[Items from an interface collection]
----

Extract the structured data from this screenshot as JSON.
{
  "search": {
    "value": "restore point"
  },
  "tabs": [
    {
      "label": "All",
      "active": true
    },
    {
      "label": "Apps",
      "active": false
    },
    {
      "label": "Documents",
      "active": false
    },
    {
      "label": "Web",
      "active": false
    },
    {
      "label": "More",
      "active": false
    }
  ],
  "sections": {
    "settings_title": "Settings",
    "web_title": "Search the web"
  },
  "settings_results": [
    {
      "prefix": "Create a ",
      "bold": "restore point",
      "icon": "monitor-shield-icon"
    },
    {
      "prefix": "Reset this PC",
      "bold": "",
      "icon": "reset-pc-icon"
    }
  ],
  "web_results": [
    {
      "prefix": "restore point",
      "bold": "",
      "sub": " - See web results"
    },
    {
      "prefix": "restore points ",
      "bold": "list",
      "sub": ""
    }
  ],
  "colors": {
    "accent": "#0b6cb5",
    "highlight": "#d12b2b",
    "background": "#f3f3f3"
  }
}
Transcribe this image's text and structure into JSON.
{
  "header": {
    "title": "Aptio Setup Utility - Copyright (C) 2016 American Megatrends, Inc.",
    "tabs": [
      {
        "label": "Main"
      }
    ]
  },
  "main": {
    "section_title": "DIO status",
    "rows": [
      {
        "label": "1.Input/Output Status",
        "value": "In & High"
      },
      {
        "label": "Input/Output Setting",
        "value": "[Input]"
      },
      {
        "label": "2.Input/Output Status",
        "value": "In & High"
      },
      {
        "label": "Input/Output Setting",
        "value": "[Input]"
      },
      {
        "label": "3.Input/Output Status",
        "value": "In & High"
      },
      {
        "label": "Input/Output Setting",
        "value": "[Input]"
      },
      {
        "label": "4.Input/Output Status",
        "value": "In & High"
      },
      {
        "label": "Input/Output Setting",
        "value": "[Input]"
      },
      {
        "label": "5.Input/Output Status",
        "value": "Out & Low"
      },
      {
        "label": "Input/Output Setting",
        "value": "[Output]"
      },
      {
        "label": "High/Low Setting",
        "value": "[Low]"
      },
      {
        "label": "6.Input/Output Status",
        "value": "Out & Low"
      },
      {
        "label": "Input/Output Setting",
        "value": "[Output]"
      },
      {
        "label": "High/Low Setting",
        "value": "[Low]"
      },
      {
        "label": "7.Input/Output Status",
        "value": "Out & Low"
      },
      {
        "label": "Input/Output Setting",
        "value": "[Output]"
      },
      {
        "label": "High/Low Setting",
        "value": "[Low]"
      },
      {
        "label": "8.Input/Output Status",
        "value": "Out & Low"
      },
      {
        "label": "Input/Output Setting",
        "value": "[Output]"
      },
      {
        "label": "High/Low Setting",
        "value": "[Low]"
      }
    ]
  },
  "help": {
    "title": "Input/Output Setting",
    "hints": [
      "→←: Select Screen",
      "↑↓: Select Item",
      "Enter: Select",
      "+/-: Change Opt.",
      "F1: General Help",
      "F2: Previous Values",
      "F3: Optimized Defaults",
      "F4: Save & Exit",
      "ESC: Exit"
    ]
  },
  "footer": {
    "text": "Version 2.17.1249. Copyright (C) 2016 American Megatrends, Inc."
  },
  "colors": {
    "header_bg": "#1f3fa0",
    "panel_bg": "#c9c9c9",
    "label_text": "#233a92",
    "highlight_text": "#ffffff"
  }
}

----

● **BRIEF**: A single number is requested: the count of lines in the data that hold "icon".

● **RESULT OF THE TASK**: 2